__Problem to solve__
The response must contain all of the entries, each one repeated exactly.

__Dataset__
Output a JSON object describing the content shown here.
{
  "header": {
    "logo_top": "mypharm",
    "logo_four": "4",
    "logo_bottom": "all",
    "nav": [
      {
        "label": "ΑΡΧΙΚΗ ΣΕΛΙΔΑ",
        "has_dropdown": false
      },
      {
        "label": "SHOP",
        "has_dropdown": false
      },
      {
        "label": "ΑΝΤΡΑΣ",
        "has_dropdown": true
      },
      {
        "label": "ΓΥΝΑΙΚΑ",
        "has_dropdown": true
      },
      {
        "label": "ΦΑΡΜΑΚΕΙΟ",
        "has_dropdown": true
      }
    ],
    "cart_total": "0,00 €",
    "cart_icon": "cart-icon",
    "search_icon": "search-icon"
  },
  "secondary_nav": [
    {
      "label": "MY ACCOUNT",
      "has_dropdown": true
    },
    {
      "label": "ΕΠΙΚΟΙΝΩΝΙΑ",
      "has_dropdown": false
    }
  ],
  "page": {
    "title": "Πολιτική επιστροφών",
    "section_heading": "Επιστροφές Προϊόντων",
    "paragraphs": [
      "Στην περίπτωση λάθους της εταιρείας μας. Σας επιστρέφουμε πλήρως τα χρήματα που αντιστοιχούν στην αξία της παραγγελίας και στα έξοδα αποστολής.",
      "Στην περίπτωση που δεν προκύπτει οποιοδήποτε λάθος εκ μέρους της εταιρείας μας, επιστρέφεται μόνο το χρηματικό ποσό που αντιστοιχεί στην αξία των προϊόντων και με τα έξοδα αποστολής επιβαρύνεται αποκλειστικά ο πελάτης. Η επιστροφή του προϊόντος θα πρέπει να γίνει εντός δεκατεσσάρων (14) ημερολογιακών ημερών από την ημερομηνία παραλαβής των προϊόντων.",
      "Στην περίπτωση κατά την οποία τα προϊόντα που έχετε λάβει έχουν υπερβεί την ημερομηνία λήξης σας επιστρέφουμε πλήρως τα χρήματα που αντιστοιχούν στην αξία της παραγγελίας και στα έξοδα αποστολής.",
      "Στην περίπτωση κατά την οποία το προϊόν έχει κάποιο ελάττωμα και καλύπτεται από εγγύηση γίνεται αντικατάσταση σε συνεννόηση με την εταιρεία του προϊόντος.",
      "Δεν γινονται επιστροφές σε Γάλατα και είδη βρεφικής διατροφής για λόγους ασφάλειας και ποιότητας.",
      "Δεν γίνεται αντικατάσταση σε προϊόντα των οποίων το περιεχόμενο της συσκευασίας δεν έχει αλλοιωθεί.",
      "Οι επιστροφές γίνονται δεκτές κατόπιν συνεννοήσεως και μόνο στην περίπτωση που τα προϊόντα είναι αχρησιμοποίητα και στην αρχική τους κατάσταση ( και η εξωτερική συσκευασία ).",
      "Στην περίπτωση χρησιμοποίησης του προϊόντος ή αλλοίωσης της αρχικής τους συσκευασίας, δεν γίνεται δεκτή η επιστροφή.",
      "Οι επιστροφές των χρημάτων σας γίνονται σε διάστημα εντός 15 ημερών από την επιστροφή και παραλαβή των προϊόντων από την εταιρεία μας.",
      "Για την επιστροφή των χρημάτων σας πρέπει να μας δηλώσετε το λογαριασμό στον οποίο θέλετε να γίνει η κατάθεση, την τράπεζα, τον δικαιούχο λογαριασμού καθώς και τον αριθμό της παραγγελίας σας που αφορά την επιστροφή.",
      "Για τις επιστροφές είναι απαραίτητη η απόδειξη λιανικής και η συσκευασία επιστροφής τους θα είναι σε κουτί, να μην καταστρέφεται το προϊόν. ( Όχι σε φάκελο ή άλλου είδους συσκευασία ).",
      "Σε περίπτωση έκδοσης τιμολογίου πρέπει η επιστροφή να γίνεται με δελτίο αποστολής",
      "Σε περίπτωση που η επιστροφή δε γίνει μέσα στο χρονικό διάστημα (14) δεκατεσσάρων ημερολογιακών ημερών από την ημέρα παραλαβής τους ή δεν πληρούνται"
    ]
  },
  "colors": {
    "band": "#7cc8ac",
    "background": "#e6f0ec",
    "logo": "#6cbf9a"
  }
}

__Response to this task__
Output a JSON object describing the content shown here.
{
  "header": {
    "logo_top": "mypharm",
    "logo_four": "4",
    "logo_bottom": "all",
    "nav": [
      {
        "label": "ΑΡΧΙΚΗ ΣΕΛΙΔΑ",
        "has_dropdown": false
      },
      {
        "label": "SHOP",
        "has_dropdown": false
      },
      {
        "label": "ΑΝΤΡΑΣ",
        "has_dropdown": true
      },
      {
        "label": "ΓΥΝΑΙΚΑ",
        "has_dropdown": true
      },
      {
        "label": "ΦΑΡΜΑΚΕΙΟ",
        "has_dropdown": true
      }
    ],
    "cart_total": "0,00 €",
    "cart_icon": "cart-icon",
    "search_icon": "search-icon"
  },
  "secondary_nav": [
    {
      "label": "MY ACCOUNT",
      "has_dropdown": true
    },
    {
      "label": "ΕΠΙΚΟΙΝΩΝΙΑ",
      "has_dropdown": false
    }
  ],
  "page": {
    "title": "Πολιτική επιστροφών",
    "section_heading": "Επιστροφές Προϊόντων",
    "paragraphs": [
      "Στην περίπτωση λάθους της εταιρείας μας. Σας επιστρέφουμε πλήρως τα χρήματα που αντιστοιχούν στην αξία της παραγγελίας και στα έξοδα αποστολής.",
      "Στην περίπτωση που δεν προκύπτει οποιοδήποτε λάθος εκ μέρους της εταιρείας μας, επιστρέφεται μόνο το χρηματικό ποσό που αντιστοιχεί στην αξία των προϊόντων και με τα έξοδα αποστολής επιβαρύνεται αποκλειστικά ο πελάτης. Η επιστροφή του προϊόντος θα πρέπει να γίνει εντός δεκατεσσάρων (14) ημερολογιακών ημερών από την ημερομηνία παραλαβής των προϊόντων.",
      "Στην περίπτωση κατά την οποία τα προϊόντα που έχετε λάβει έχουν υπερβεί την ημερομηνία λήξης σας επιστρέφουμε πλήρως τα χρήματα που αντιστοιχούν στην αξία της παραγγελίας και στα έξοδα αποστολής.",
      "Στην περίπτωση κατά την οποία το προϊόν έχει κάποιο ελάττωμα και καλύπτεται από εγγύηση γίνεται αντικατάσταση σε συνεννόηση με την εταιρεία του προϊόντος.",
      "Δεν γινονται επιστροφές σε Γάλατα και είδη βρεφικής διατροφής για λόγους ασφάλειας και ποιότητας.",
      "Δεν γίνεται αντικατάσταση σε προϊόντα των οποίων το περιεχόμενο της συσκευασίας δεν έχει αλλοιωθεί.",
      "Οι επιστροφές γίνονται δεκτές κατόπιν συνεννοήσεως και μόνο στην περίπτωση που τα προϊόντα είναι αχρησιμοποίητα και στην αρχική τους κατάσταση ( και η εξωτερική συσκευασία ).",
      "Στην περίπτωση χρησιμοποίησης του προϊόντος ή αλλοίωσης της αρχικής τους συσκευασίας, δεν γίνεται δεκτή η επιστροφή.",
      "Οι επιστροφές των χρημάτων σας γίνονται σε διάστημα εντός 15 ημερών από την επιστροφή και παραλαβή των προϊόντων από την εταιρεία μας.",
      "Για την επιστροφή των χρημάτων σας πρέπει να μας δηλώσετε το λογαριασμό στον οποίο θέλετε να γίνει η κατάθεση, την τράπεζα, τον δικαιούχο λογαριασμού καθώς και τον αριθμό της παραγγελίας σας που αφορά την επιστροφή.",
      "Για τις επιστροφές είναι απαραίτητη η απόδειξη λιανικής και η συσκευασία επιστροφής τους θα είναι σε κουτί, να μην καταστρέφεται το προϊόν. ( Όχι σε φάκελο ή άλλου είδους συσκευασία ).",
      "Σε περίπτωση έκδοσης τιμολογίου πρέπει η επιστροφή να γίνεται με δελτίο αποστολής",
      "Σε περίπτωση που η επιστροφή δε γίνει μέσα στο χρονικό διάστημα (14) δεκατεσσάρων ημερολογιακών ημερών από την ημέρα παραλαβής τους ή δεν πληρούνται"
    ]
  },
  "colors": {
    "band": "#7cc8ac",
    "background": "#e6f0ec",
    "logo": "#6cbf9a"
  }
}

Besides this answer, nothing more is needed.